BACKGROUND: There has been a growing imbalance between supply of dermatologists and demand for dermatologic care. To best address physician shortages, it is important to delineate supply and demand patterns in the dermatologic workforce. The goal of this study was to explore dermatology supply and demand over time.

METHODS: We conducted a cross-sectional analysis of workforce supply and demand projections for dermatologists from 2021 to 2036 using data from the Health Workforce Simulation Model from the National Center for Health Workforce Analysis. Estimates for total workforce supply and demand were summarized in aggregate and stratified by rurality. Scenarios with status quo demand and improved access were considered.

RESULTS: Projected total supply showed a 12.45% increase by 2036. Total demand increased 12.70% by 2036 in the status quo scenario. In the improved access scenario, total supply was inadequate for total demand in any year, lagging by 28% in 2036. Metropolitan areas demonstrated a relative supply surplus up to 2036; nonmetropolitan areas had at least a 157% excess in demand throughout the study period. In 2021 adequacy was 108% and 39% adequacy for metropolitan and nonmetropolitan areas, respectively; these differences were projected to continue through 2036.

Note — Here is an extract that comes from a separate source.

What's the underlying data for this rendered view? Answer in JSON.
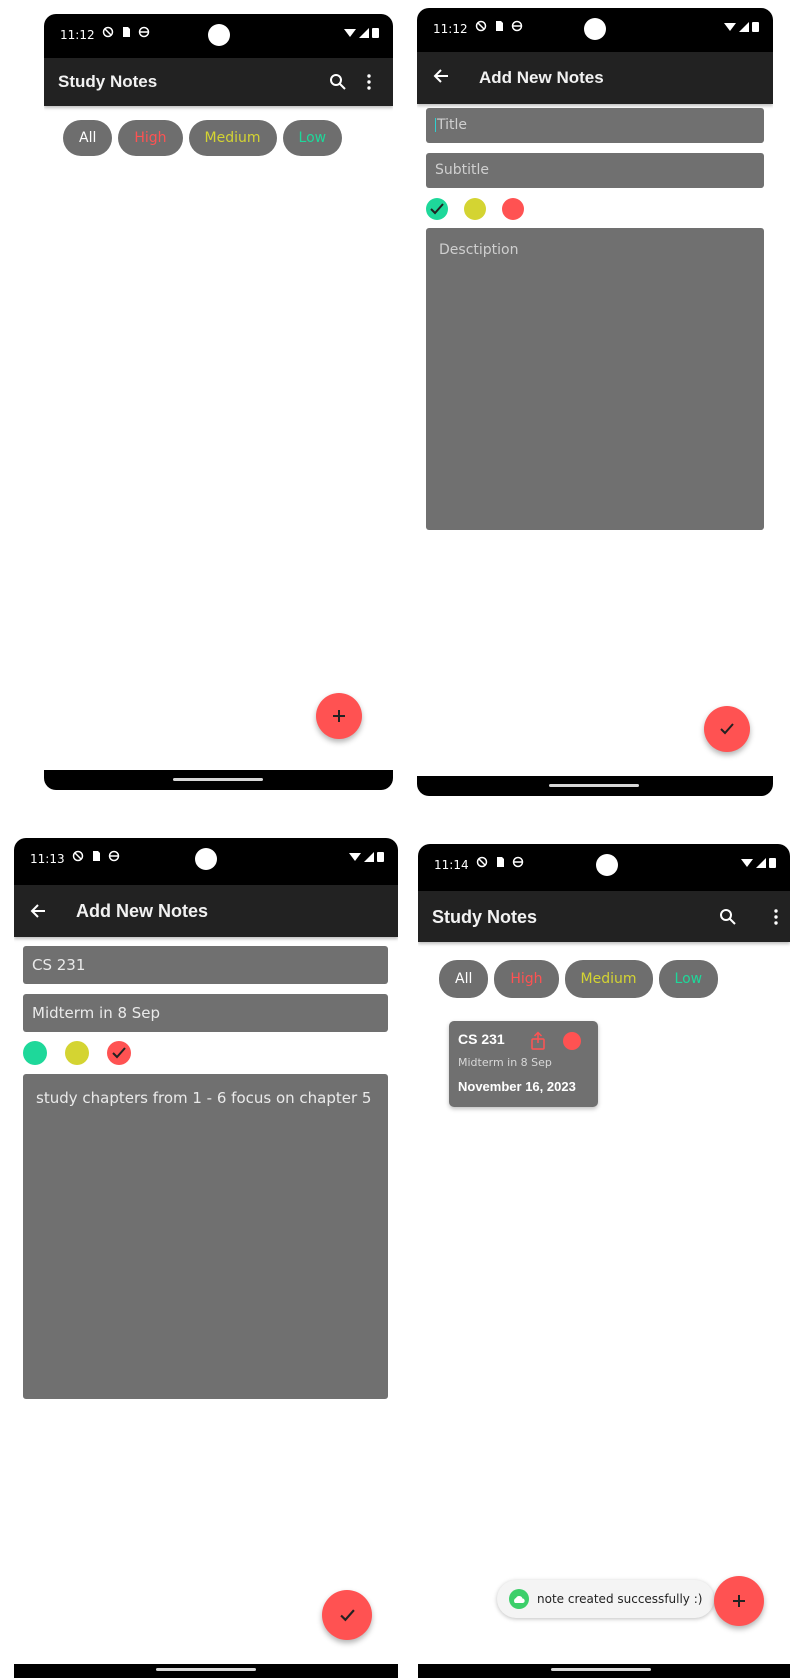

CONCLUSIONS: The findings suggest that the dermatology physician workforce is inadequate to meet the demand for dermatologic services in nonmetropolitan areas. Furthermore, improved access to dermatologic care would bolster demand and especially exacerbate workforce inadequacy in nonmetropolitan areas. Continued efforts are needed to address health inequities and ensure access to quality dermatologic care for all.